Posted onMay 19, 2016byifnm|Comments Off on Complete Classic Movie: The Long Voyage Home (1940)
Stars: John Wayne, Thomas Mitchell, Ian Hunter, Barry Fitzgerald, Ward Bond. Aboard the freighter Glencairn, the lives of the crew are lived out in fear, loneliness, suspicion and cameraderie. The men smuggle drink and women aboard, fight with each other, spy on each other, comfort each other as death approaches, and rescue each other from danger.
Comments Off on Complete Classic Movie: The Long Voyage Home (1940)
Posted onMay 14, 2016byifnm|Comments Off on Missing Quiet Man sidecar finds home at JW Museum
O’Hara’s legacy leaves sidecar to John Wayne museum.
Remember that iconic Irish sidecar – or jaunting car – in the opening scenes of “The Quiet Man”?
It can now be found at the John Wayne Museum in Winterset.
It went missing for awhile, but turned up again recently among the estate of the late actress Maureen O’Hara.
Quiet Man devotees will recall that, in the movie’s opening scenes, Barry Fitzgerald meets John Wayne at the train station with this very sidecar and re-acquaints the returning American with the picturesque landscapes of his native Ireland. The horse-drawn cart also figures memorably in the chaperoned courting scenes between Wayne and O’Hara.
The sidecar from the 1952 academy award-winning picture has been made available to the museum by O’Hara’s grandson, Conor FitzSimons.
“After visiting the birthplace of her life-long friend and co-star in 2013, my grandmother determined that this would be the ideal facility to exhibit this prized relic from her favorite film of all time,” FitzSimons said.
It had been rumored for years that the sidecar was in storage at O’Hara’s home in Ireland. That was confirmed by her grandson, who recalled playing on it as a child.
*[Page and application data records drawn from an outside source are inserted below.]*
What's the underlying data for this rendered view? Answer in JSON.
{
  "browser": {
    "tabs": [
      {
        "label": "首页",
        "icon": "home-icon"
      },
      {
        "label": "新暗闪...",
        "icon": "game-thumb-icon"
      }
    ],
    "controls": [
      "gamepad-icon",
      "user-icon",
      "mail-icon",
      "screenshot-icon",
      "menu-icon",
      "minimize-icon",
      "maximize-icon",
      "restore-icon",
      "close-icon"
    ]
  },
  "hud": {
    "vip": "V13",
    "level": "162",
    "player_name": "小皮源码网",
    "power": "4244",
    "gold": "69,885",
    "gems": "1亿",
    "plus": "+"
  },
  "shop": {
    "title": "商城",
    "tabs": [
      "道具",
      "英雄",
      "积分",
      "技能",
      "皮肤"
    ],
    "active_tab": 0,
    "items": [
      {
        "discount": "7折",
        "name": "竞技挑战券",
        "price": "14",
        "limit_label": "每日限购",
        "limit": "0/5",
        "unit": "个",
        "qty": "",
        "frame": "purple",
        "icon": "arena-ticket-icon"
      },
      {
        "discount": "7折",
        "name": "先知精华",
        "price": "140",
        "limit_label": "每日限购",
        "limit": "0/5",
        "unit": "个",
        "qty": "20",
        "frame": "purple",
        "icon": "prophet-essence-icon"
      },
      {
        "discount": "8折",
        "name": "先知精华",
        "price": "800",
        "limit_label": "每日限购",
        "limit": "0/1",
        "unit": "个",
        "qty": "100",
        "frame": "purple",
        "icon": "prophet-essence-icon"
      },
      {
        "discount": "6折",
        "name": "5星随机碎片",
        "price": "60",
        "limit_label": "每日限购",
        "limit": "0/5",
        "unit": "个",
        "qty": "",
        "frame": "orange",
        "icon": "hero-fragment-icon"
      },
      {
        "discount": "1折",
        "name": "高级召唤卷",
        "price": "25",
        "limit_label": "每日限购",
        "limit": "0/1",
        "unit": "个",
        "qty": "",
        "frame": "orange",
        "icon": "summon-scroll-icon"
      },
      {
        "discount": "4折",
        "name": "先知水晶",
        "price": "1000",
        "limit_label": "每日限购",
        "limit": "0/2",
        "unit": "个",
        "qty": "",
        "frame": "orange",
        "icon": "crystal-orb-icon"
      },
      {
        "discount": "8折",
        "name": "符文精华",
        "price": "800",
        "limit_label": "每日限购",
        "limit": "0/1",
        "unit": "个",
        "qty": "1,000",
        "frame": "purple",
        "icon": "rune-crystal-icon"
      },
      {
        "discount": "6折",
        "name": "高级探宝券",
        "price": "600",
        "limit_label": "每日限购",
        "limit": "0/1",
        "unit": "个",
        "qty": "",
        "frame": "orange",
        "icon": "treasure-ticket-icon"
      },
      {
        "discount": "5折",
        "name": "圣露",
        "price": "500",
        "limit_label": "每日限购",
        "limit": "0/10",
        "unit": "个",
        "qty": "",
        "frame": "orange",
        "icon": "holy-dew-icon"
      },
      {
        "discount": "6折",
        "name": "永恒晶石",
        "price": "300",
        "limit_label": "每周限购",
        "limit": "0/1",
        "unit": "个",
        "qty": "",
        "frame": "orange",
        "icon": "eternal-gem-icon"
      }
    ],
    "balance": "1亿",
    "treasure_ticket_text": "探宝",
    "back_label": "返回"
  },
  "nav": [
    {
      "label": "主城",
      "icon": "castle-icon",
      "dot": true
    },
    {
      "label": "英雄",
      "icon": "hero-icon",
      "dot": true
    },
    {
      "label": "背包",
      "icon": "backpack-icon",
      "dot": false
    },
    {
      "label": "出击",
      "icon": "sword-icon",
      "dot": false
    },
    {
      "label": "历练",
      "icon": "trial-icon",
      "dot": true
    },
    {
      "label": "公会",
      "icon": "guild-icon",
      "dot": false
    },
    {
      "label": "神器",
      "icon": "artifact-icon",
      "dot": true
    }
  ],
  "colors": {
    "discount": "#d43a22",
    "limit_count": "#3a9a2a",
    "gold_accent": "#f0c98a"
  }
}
Watch the full 77-minute session, in which Donald Trump says he wants to update the people on the ‘incredible progress’ made in the past four weeks. The president turns fire on the media, calling the industry dishonest and ‘out of control’. He dismisses reports of chaos and conspiracy in his administration and claims his team is running like a ‘fine-tuned machine’.
I watch Hollywood awards ceremonies where a supposed artist screams out for punching people in the face for political disagreements, and the entire horde of Botoxed brain zombies leaps to their feet in an ungodly and unholy howl of rampant bloodlust approval.
“We can call it Cultural Marxism, but at the end of the day, we experience it on a day to day basis, by that I mean a minute by minute, second by second basis. It’s political correctness and it’s multiculturalism.” – Andrew Breitbart